SAN FRANCISCO -- Microsoft just said no to 9. The follow-on to the current Windows 8 operating system will be known as.
Originally codenamed Windows Threshold, the new operating system essentially does away with the dependency on the tiled "Metro" user interface that Microsoft had attempted to implement across its entire device line, from desktop PCs to Surface tablets and Windows Phone devices. In its place is a combination of the so-called live tiles, present in areas like the new Start Menu, and a more classic Windows experience that aims to please both touch and keyboard-and-mouse users.
Windows 10 is such a substantial leap, according to Microsoft's executive VP of operating systems, Terry Myerson, that the company decided it would be best to skip over Windows 9, the widely expected name for the next version.
"Windows 10 will run on the broadest amount of devices. A tailored experience for each device," Myerson said at a press event here Tuesday. "There will be one way to write a universal application, one store, one way for apps to be discovered purchased and updated across all of these devices."
Microsoft has spent the better part of two years, since Windows 8's debut in October 2012, responding to criticism over the direction in which it took the operating system that has long dominated traditional PCs. Windows 8 introduced the touch-prioritized Metro design with live tiles and removed key elements of Windows 7, disrupting the familiar look and feel for long-time Windows users. The changes were representative of an overall acceleration of Microsoft's unification of its touch-enabled mobile devices with its desktop and laptop software.

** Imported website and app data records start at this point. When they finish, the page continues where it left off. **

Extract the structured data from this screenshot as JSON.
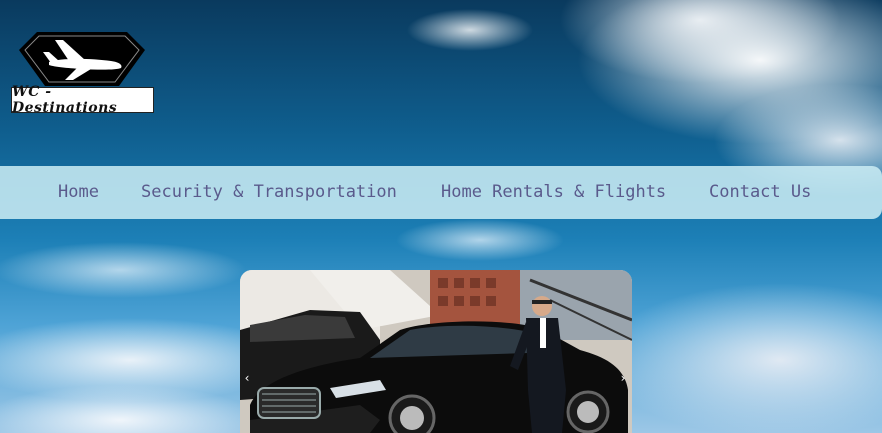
{
  "logo": {
    "text": "WC - Destinations"
  },
  "nav": {
    "items": [
      {
        "label": "Home"
      },
      {
        "label": "Security & Transportation"
      },
      {
        "label": "Home Rentals & Flights"
      },
      {
        "label": "Contact Us"
      }
    ]
  },
  "carousel": {
    "prev_icon": "chevron-left-icon",
    "next_icon": "chevron-right-icon",
    "prev_glyph": "‹",
    "next_glyph": "›",
    "image": "chauffeur-with-black-sedan"
  },
  "colors": {
    "nav_background": "#c8eaf2",
    "nav_text": "#5a5a8c",
    "logo_badge": "#000000"
  }
}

Those changes found many critics and detractors.
Windows 8.1, released last year, attempted to address those complaints with the revival of core Windows design and usage properties, such as the Start button. Now, with Windows 10, Microsoft is not quite hitting the reset button on touch, but wants to make sure it does not repeat history in its attempt to take Windows forward.
"We believe that, together with the feedback you provide us, we can build a product that all of our customers will love," Myerson said. "It will be our most open collaborative OS project ever."

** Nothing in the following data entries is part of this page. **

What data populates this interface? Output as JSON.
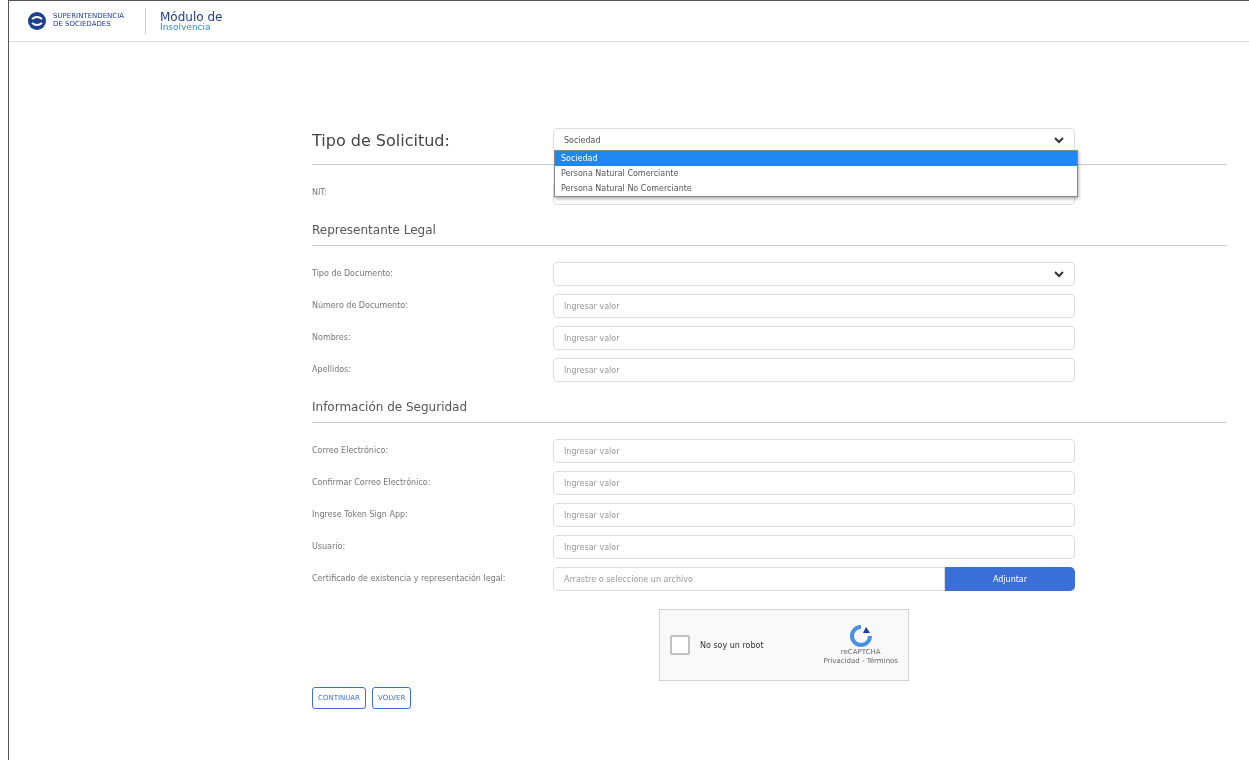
{
  "header": {
    "org_name": "SUPERINTENDENCIA DE SOCIEDADES",
    "module_line1": "Módulo de",
    "module_line2": "Insolvencia"
  },
  "request_type": {
    "label": "Tipo de Solicitud:",
    "value": "Sociedad",
    "expanded": true,
    "options": [
      {
        "label": "Sociedad",
        "selected": true
      },
      {
        "label": "Persona Natural Comerciante",
        "selected": false
      },
      {
        "label": "Persona Natural No Comerciante",
        "selected": false
      }
    ]
  },
  "nit": {
    "label": "NIT:"
  },
  "sections": [
    {
      "title": "Representante Legal",
      "fields": [
        {
          "kind": "select",
          "label": "Tipo de Documento:"
        },
        {
          "kind": "text",
          "label": "Número de Documento:",
          "placeholder": "Ingresar valor"
        },
        {
          "kind": "text",
          "label": "Nombres:",
          "placeholder": "Ingresar valor"
        },
        {
          "kind": "text",
          "label": "Apellidos:",
          "placeholder": "Ingresar valor"
        }
      ]
    },
    {
      "title": "Información de Seguridad",
      "fields": [
        {
          "kind": "text",
          "label": "Correo Electrónico:",
          "placeholder": "Ingresar valor"
        },
        {
          "kind": "text",
          "label": "Confirmar Correo Electrónico:",
          "placeholder": "Ingresar valor"
        },
        {
          "kind": "text",
          "label": "Ingrese Token Sign App:",
          "placeholder": "Ingresar valor"
        },
        {
          "kind": "text",
          "label": "Usuario:",
          "placeholder": "Ingresar valor"
        },
        {
          "kind": "file",
          "label": "Certificado de existencia y representación legal:",
          "placeholder": "Arrastre o seleccione un archivo",
          "button": "Adjuntar"
        }
      ]
    }
  ],
  "captcha": {
    "label": "No soy un robot",
    "checked": false,
    "brand": "reCAPTCHA",
    "links": "Privacidad - Términos"
  },
  "buttons": [
    "CONTINUAR",
    "VOLVER"
  ]
}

Taking the stage after Myerson's introduction was Microsoft's Joe Belfiore, corporate vice president of operating systems and the current public face of Windows and Windows Phone design and development. He gave attendees a live demo of an early build of Windows 10. Belfiore, too, put the emphasis on a great leap forward.
"We want all these Windows 7 users to have the sentiment that yesterday they were driving a first-generation Prius," he said, "and now with Windows 10 it's like we got them a Tesla."

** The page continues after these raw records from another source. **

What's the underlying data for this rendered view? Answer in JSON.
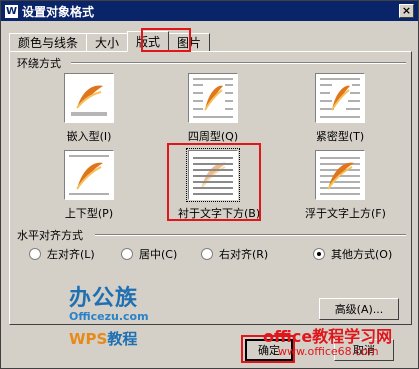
{
  "window": {
    "title": "设置对象格式",
    "logo": "W",
    "close": "×"
  },
  "tabs": [
    {
      "label": "颜色与线条"
    },
    {
      "label": "大小"
    },
    {
      "label": "版式"
    },
    {
      "label": "图片"
    }
  ],
  "wrap": {
    "section": "环绕方式",
    "options": [
      {
        "label": "嵌入型(I)"
      },
      {
        "label": "四周型(Q)"
      },
      {
        "label": "紧密型(T)"
      },
      {
        "label": "上下型(P)"
      },
      {
        "label": "衬于文字下方(B)"
      },
      {
        "label": "浮于文字上方(F)"
      }
    ],
    "selected_index": 4
  },
  "align": {
    "section": "水平对齐方式",
    "options": [
      {
        "label": "左对齐(L)"
      },
      {
        "label": "居中(C)"
      },
      {
        "label": "右对齐(R)"
      },
      {
        "label": "其他方式(O)"
      }
    ],
    "selected_index": 3
  },
  "buttons": {
    "advanced": "高级(A)...",
    "ok": "确定",
    "cancel": "取消"
  },
  "watermark": {
    "brand": "办公族",
    "site": "Officezu.com",
    "wps": "WPS",
    "wps_suffix": "教程",
    "right_big": "office教程学习网",
    "right_small": "www.office68.com"
  },
  "colors": {
    "highlight": "#e0161b",
    "title_bar": "#0a246a"
  }
}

Windows 10 combines elements of Windows 8's forward-thinking design and the familiarity and functionality of Windows 7, still the most popular Microsoft OS. According to Web traffic-tracking firm Net Applications,of desktop PCs in August, compared with just over 13 percent for versions 8 and 8.1 combined.
"It's easy to say, 'Oh it's Microsoft giving up on touch,'" Belfiore said, pointing out the most obvious criticism of the scaled-back Metro interface. "We're absolutely not giving up on touch. We have a massive number of users who know Windows 7 well and a massive, but smaller, number of people who know Windows 8 well."
The goal with Windows 10, Belfiore stressed, is to "find UI approaches that use the same mouse and keyboard experience evolving from Windows 7 so the touch users get something natural."
Belfiore, during his demo, offered insight into what went wrong with Windows 8. The goal of that OS was based on "the effect that two-in-one's can have for the productivity of Windows to help people get things done," Belfiore said. Two-in-one devices can shape-shift from laptop to tablet, and Microsoft has hoped that Windows can dominate that dual form factor in a way that competitor Apple cannot, with its separate iPad and laptop lines.
"Windows 8's focus on touch, the large start screen, the notion of apps running full-screen as they do on tablet devices...that was to salute the idea that this would be more productivity," Belfiore added. "But we didn't get it right. With Windows 10, we think we got it right."
The key, Microsoft says, is the idea that Windows 10 can identity the device and change its interface mode, something the company is calling Continuum. That means your software will know when you're using theor Microsoft Word on a Surface device or a Lenovo laptop and adjust accordingly in a way that will unlock that productivity that Microsoft feels has been eluding its family of devices with Windows 8.
As for Windows Phone, it will follow in the steps of Windows 10, including its naming scheme, but not borrow the same back-to-basics design philosophy. "It will not have a desktop," Belfiore said, but did not elaborate on what the next version of Microsoft's mobile OS may look like.
Windows 10 is expected to release in fall 2015. Starting tomorrow, Microsoft will open up the OS to dedicated beta testers under its Windows 10 "Insider Program."
Myerson refused to talk about the Windows business model following reports earlier this week that Microsoft may make Windows upgrades free, as Apple does with its OS X upgrades. Both executives are also confident that the jump from Windows 8 to Windows 10 will not cause confusion, and that customers will respect its symbolic value.
"It's a name that resonated best with what we'll deliver," Myerson said.
Update at 2:20 p.m. PT: Clarified Windows 10 release and the launch of the OS's "Insider Program" on October 1.